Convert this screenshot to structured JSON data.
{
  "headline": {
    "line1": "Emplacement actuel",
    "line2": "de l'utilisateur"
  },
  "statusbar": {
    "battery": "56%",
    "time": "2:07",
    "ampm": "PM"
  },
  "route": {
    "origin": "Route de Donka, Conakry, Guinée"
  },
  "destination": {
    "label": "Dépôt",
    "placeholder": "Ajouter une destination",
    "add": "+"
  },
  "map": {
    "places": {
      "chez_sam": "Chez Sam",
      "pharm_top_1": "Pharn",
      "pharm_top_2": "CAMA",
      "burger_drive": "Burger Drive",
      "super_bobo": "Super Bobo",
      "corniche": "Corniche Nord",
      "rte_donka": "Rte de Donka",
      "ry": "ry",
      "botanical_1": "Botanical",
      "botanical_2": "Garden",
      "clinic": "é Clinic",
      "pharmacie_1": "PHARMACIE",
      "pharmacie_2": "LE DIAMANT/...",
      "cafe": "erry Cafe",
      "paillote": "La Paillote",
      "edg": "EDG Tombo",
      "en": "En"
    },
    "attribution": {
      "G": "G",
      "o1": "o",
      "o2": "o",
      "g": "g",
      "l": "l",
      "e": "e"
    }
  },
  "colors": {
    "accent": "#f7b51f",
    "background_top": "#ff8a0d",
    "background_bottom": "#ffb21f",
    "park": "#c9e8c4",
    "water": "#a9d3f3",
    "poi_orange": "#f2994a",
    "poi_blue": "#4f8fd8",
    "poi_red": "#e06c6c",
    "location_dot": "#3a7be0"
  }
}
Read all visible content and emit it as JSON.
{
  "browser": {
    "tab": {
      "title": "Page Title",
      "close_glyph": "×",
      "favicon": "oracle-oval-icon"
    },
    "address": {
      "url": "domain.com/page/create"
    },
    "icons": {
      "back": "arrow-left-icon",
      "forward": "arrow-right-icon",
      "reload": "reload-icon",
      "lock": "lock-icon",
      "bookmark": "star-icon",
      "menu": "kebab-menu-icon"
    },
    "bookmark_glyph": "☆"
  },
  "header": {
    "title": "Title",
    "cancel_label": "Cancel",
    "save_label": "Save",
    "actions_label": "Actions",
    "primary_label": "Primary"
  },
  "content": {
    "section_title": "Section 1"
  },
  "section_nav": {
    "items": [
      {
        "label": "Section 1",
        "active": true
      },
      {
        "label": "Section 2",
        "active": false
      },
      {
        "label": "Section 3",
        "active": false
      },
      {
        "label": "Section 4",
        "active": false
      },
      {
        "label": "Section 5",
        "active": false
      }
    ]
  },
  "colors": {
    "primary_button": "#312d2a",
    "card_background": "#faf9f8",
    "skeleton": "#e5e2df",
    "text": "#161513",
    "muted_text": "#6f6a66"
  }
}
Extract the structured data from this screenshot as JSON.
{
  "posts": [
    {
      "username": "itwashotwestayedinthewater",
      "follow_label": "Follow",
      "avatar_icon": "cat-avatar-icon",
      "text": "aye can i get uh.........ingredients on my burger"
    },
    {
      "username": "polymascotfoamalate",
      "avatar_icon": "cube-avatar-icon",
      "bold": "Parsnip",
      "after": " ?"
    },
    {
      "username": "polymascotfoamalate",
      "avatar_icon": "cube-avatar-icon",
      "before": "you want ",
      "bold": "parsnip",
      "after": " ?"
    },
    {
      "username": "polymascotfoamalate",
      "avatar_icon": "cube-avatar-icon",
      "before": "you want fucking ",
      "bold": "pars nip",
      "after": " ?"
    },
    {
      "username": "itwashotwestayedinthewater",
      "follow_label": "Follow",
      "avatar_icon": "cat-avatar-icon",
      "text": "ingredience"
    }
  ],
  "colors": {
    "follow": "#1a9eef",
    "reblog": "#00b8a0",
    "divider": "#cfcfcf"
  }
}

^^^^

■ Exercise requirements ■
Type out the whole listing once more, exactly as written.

■ Written solution ■
Convert this screenshot to structured JSON data.
{
  "headline": {
    "line1": "Emplacement actuel",
    "line2": "de l'utilisateur"
  },
  "statusbar": {
    "battery": "56%",
    "time": "2:07",
    "ampm": "PM"
  },
  "route": {
    "origin": "Route de Donka, Conakry, Guinée"
  },
  "destination": {
    "label": "Dépôt",
    "placeholder": "Ajouter une destination",
    "add": "+"
  },
  "map": {
    "places": {
      "chez_sam": "Chez Sam",
      "pharm_top_1": "Pharn",
      "pharm_top_2": "CAMA",
      "burger_drive": "Burger Drive",
      "super_bobo": "Super Bobo",
      "corniche": "Corniche Nord",
      "rte_donka": "Rte de Donka",
      "ry": "ry",
      "botanical_1": "Botanical",
      "botanical_2": "Garden",
      "clinic": "é Clinic",
      "pharmacie_1": "PHARMACIE",
      "pharmacie_2": "LE DIAMANT/...",
      "cafe": "erry Cafe",
      "paillote": "La Paillote",
      "edg": "EDG Tombo",
      "en": "En"
    },
    "attribution": {
      "G": "G",
      "o1": "o",
      "o2": "o",
      "g": "g",
      "l": "l",
      "e": "e"
    }
  },
  "colors": {
    "accent": "#f7b51f",
    "background_top": "#ff8a0d",
    "background_bottom": "#ffb21f",
    "park": "#c9e8c4",
    "water": "#a9d3f3",
    "poi_orange": "#f2994a",
    "poi_blue": "#4f8fd8",
    "poi_red": "#e06c6c",
    "location_dot": "#3a7be0"
  }
}
Read all visible content and emit it as JSON.
{
  "browser": {
    "tab": {
      "title": "Page Title",
      "close_glyph": "×",
      "favicon": "oracle-oval-icon"
    },
    "address": {
      "url": "domain.com/page/create"
    },
    "icons": {
      "back": "arrow-left-icon",
      "forward": "arrow-right-icon",
      "reload": "reload-icon",
      "lock": "lock-icon",
      "bookmark": "star-icon",
      "menu": "kebab-menu-icon"
    },
    "bookmark_glyph": "☆"
  },
  "header": {
    "title": "Title",
    "cancel_label": "Cancel",
    "save_label": "Save",
    "actions_label": "Actions",
    "primary_label": "Primary"
  },
  "content": {
    "section_title": "Section 1"
  },
  "section_nav": {
    "items": [
      {
        "label": "Section 1",
        "active": true
      },
      {
        "label": "Section 2",
        "active": false
      },
      {
        "label": "Section 3",
        "active": false
      },
      {
        "label": "Section 4",
        "active": false
      },
      {
        "label": "Section 5",
        "active": false
      }
    ]
  },
  "colors": {
    "primary_button": "#312d2a",
    "card_background": "#faf9f8",
    "skeleton": "#e5e2df",
    "text": "#161513",
    "muted_text": "#6f6a66"
  }
}
Extract the structured data from this screenshot as JSON.
{
  "posts": [
    {
      "username": "itwashotwestayedinthewater",
      "follow_label": "Follow",
      "avatar_icon": "cat-avatar-icon",
      "text": "aye can i get uh.........ingredients on my burger"
    },
    {
      "username": "polymascotfoamalate",
      "avatar_icon": "cube-avatar-icon",
      "bold": "Parsnip",
      "after": " ?"
    },
    {
      "username": "polymascotfoamalate",
      "avatar_icon": "cube-avatar-icon",
      "before": "you want ",
      "bold": "parsnip",
      "after": " ?"
    },
    {
      "username": "polymascotfoamalate",
      "avatar_icon": "cube-avatar-icon",
      "before": "you want fucking ",
      "bold": "pars nip",
      "after": " ?"
    },
    {
      "username": "itwashotwestayedinthewater",
      "follow_label": "Follow",
      "avatar_icon": "cat-avatar-icon",
      "text": "ingredience"
    }
  ],
  "colors": {
    "follow": "#1a9eef",
    "reblog": "#00b8a0",
    "divider": "#cfcfcf"
  }
}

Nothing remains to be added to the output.